*TRY IT*. The material below holds pictures; leave them out and reproduce exactly the lines from the one with "Parse this screenshot: output" through the one with "What's the underlying", inclusive.

■ ■ ■ ■

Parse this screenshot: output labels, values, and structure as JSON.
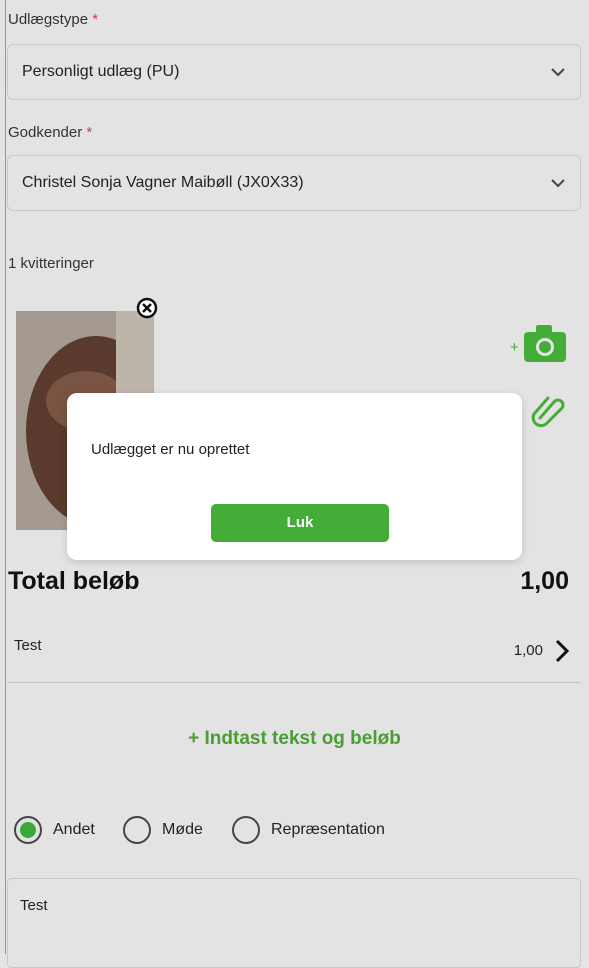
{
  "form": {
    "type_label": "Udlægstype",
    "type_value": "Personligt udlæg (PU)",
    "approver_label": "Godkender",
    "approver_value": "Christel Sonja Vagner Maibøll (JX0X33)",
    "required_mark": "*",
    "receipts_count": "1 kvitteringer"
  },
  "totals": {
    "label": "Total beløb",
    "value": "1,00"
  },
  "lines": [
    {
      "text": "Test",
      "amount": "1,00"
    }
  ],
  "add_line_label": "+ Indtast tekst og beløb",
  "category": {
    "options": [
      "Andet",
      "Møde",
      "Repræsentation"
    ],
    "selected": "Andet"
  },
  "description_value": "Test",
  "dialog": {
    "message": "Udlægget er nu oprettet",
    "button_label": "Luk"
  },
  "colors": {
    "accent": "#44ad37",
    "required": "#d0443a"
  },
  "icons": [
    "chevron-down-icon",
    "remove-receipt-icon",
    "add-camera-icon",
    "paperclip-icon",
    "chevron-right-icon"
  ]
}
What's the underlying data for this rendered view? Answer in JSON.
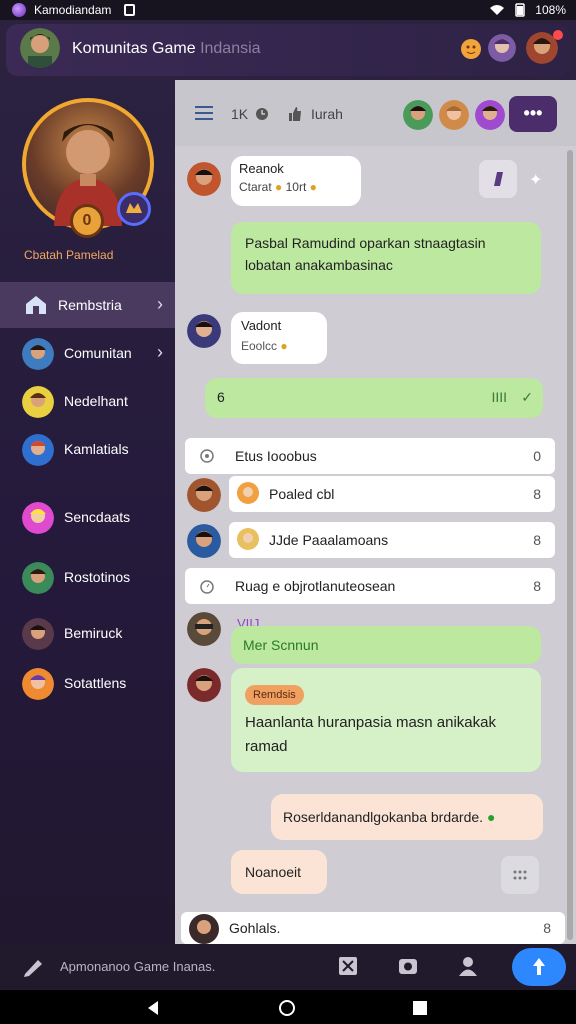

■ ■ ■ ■

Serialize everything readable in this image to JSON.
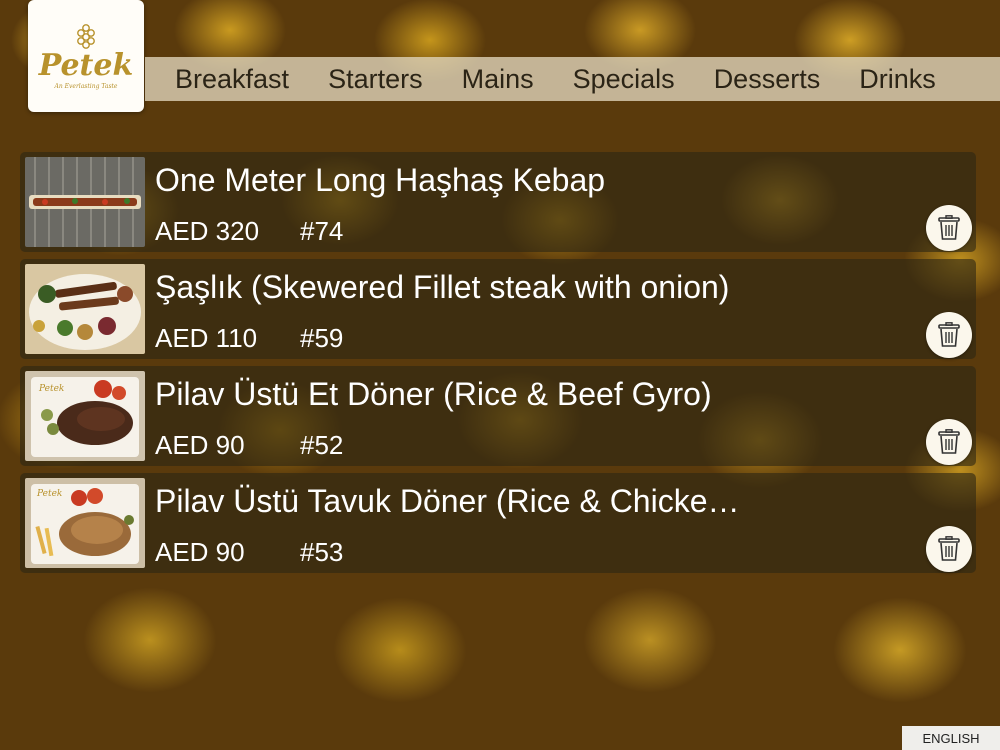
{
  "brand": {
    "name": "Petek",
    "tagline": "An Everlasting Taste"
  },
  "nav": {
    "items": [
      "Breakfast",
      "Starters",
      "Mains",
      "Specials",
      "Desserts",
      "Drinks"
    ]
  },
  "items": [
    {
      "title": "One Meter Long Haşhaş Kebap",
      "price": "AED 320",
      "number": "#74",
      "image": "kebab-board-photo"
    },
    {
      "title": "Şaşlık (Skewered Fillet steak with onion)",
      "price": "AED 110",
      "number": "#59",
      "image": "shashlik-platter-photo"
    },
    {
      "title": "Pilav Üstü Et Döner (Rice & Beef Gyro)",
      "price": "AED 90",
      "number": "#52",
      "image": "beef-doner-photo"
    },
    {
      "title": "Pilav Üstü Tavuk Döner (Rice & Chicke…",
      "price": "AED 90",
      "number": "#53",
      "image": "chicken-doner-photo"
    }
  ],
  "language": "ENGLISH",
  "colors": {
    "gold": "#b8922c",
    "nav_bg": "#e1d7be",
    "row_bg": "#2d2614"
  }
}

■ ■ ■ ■

*OUTPUT FOR THIS TASK*.
Parse this screenshot: output labels, values, and structure as JSON.
{
  "form": {
    "type_label": "Udlægstype",
    "type_value": "Personligt udlæg (PU)",
    "approver_label": "Godkender",
    "approver_value": "Christel Sonja Vagner Maibøll (JX0X33)",
    "required_mark": "*",
    "receipts_count": "1 kvitteringer"
  },
  "totals": {
    "label": "Total beløb",
    "value": "1,00"
  },
  "lines": [
    {
      "text": "Test",
      "amount": "1,00"
    }
  ],
  "add_line_label": "+ Indtast tekst og beløb",
  "category": {
    "options": [
      "Andet",
      "Møde",
      "Repræsentation"
    ],
    "selected": "Andet"
  },
  "description_value": "Test",
  "dialog": {
    "message": "Udlægget er nu oprettet",
    "button_label": "Luk"
  },
  "colors": {
    "accent": "#44ad37",
    "required": "#d0443a"
  },
  "icons": [
    "chevron-down-icon",
    "remove-receipt-icon",
    "add-camera-icon",
    "paperclip-icon",
    "chevron-right-icon"
  ]
}
What's the underlying data for this rendered view? Answer in JSON.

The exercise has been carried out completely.